The “Shop for a Broker” tool aims to help property sellers and buyers choose a listing broker by making available the number of their closed transactions, the average number of days the listings stayed on the market, the average percentage discount from their last asking price, the average discount from the original asking price, and the total dollar volume of those transactions.
It is a crude tool, indeed, though burnished with the gloss of hard numbers. Among several reasons for my misgivings, here are several:
- “Shop for a Broker” ignores market dynamics and conditions by segment and location;
- Seller intransigence or flexibility are not taken into account;
- Nor is any buyer disloyalty, hesitation or changed circumstance considered;
- Days on the market overlooks holidays, co-op board turndowns and a buyer’s financing difficulties as well as time temporarily off the market for numerous other justifiable reasons;
- The tool inevitably gives more weight to high-cost properties than more modest ones;
- It also undervalues the skills needed to sell properties at different price points, for example, at times such as now when the market is glutted with one-bedroom units;
- Broker personalities, responsiveness, integrity, professionalism and availability are not measured directly;
- The number and amount of closed transactions does not completely reflect a broker’s competence;
- A broker’s unavailability owing to vacations or extended illness is invisible.
I am sure you can come up with other reasons, but, to its credit, Streeteasy publishes caveats for using the system.

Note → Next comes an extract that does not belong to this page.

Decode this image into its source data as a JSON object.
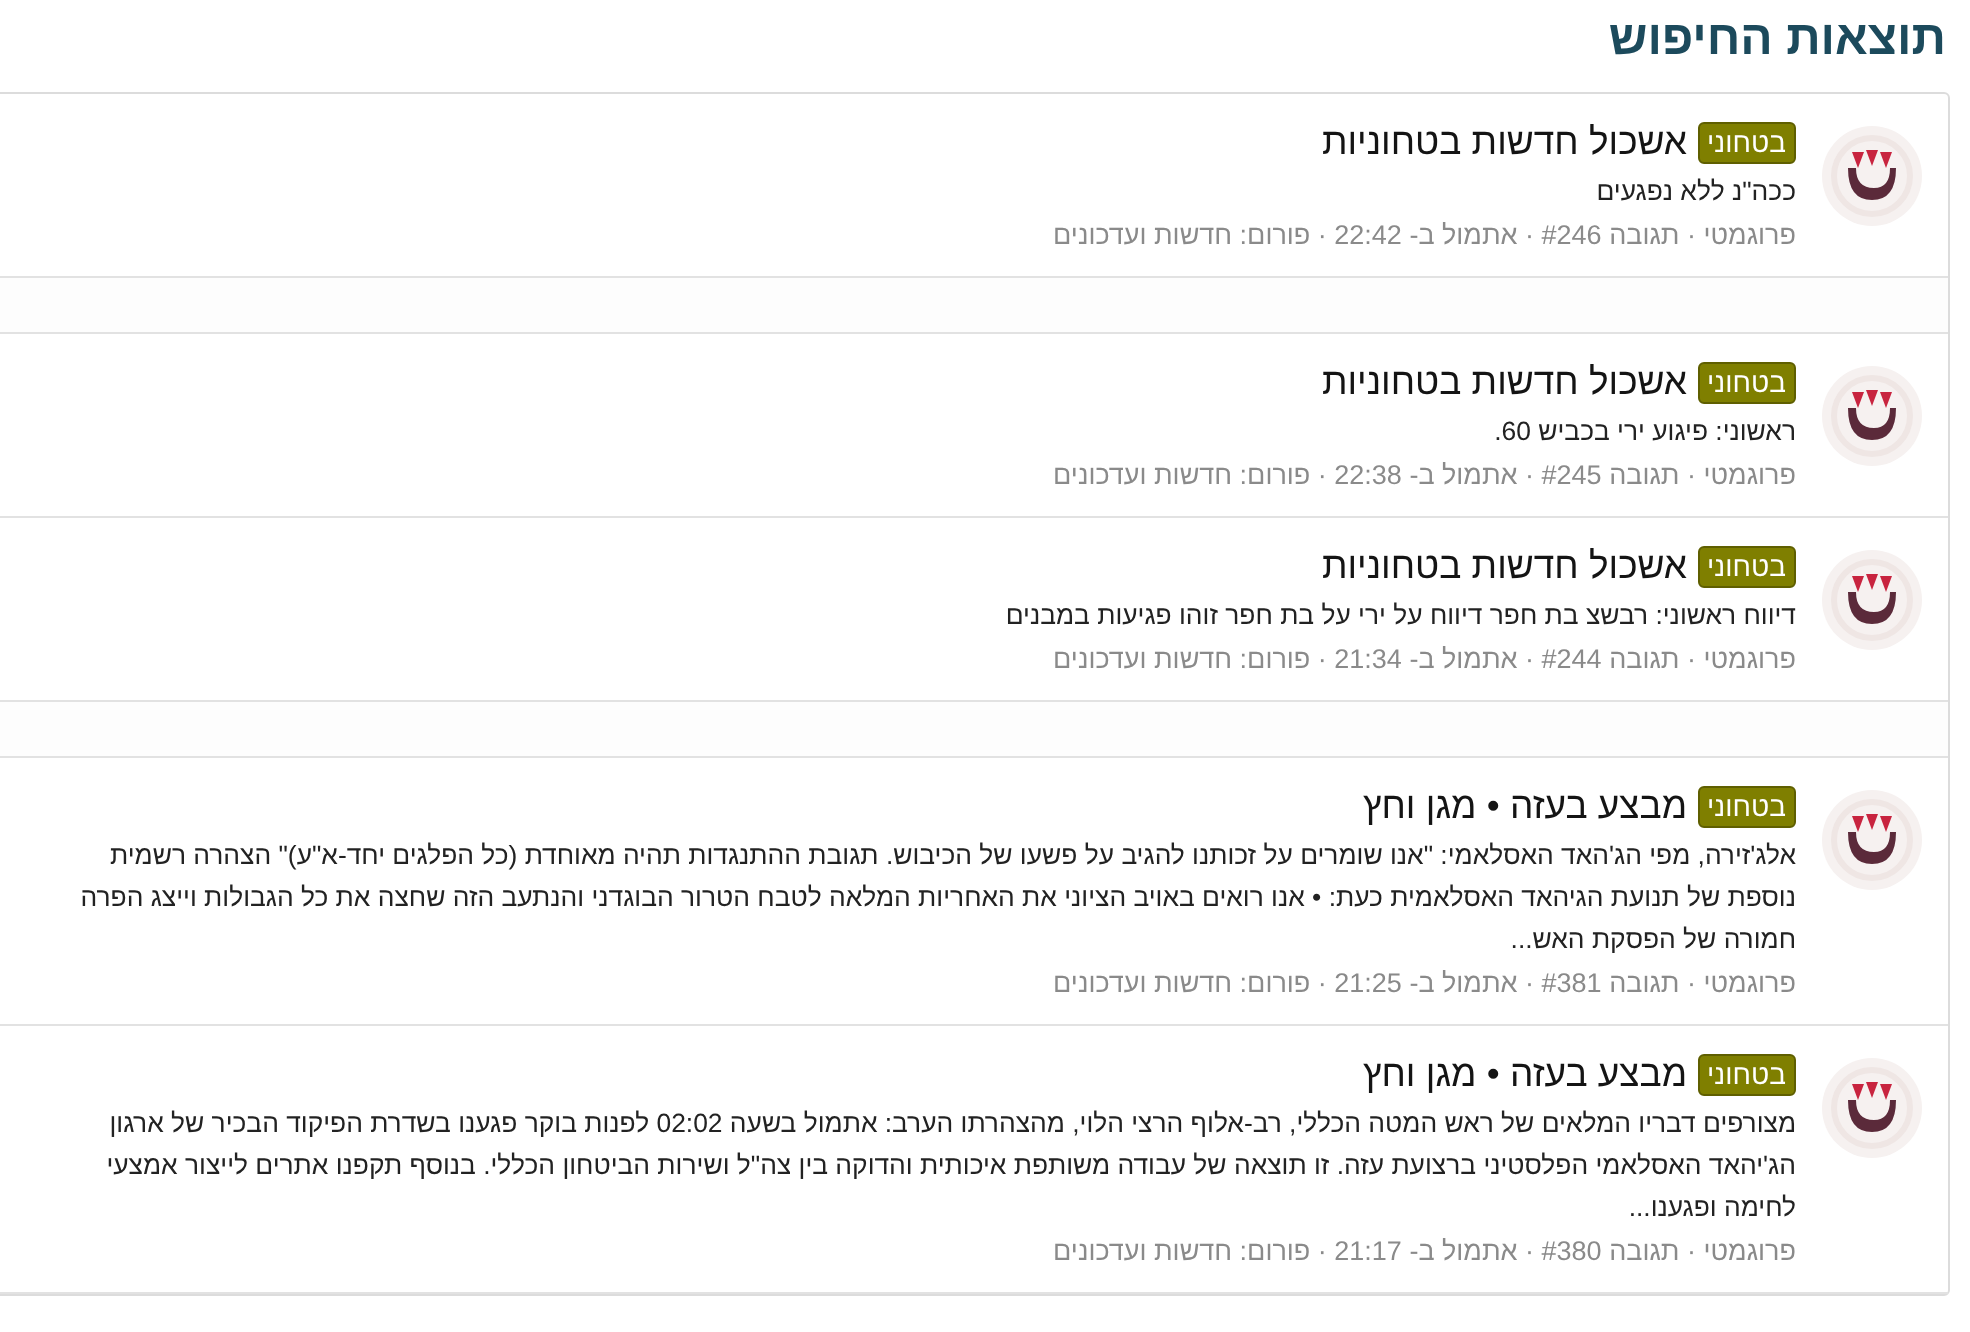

Says the Web site:
Use our tool as a starting point to find the agent who is right for you.
We encourage you to contact several agents and interview each of them to see which of them best suits you. Numbers and stats will only show you one dimension of a broker’s professional skills. Meeting them in person will provide the rest.
As great are my reservations about the tool for sellers, they are magnified for buyers. Even Curbed.com, which praises the Streeteasy tool, agrees that it may be of little help to buyers.
Moreover, how meaningful are the statistics for brokers, of whom there are many, who limit the number of listings or buyers they’ll take on in order to ensure the best representation?
As for as I am concerned, the tool’s utility comes down to the standards applicable to any rating system: Do you render judgment based on quantity or quality?
While I’ll concede that a certain level of quality must be implied by an impressively large quantity of transactions, few days on the market and stellar pricing data, I believe that those figures may well be misleading.
I know that my preference for choosing, say, a physician, a stock broker or moving company is to opt for a personal recommendation, not an Internet summary. That’s probably true for you as well.
As Streeteasy suggests, it’s unwise to choose a broker based merely on the data that the site provides.
Numbers cannot tell the whole story.
Licensed Associate Real Estate Broker
Senior Vice President
Charles Rutenberg Realty
127 E. 56th Street
New York, NY 10022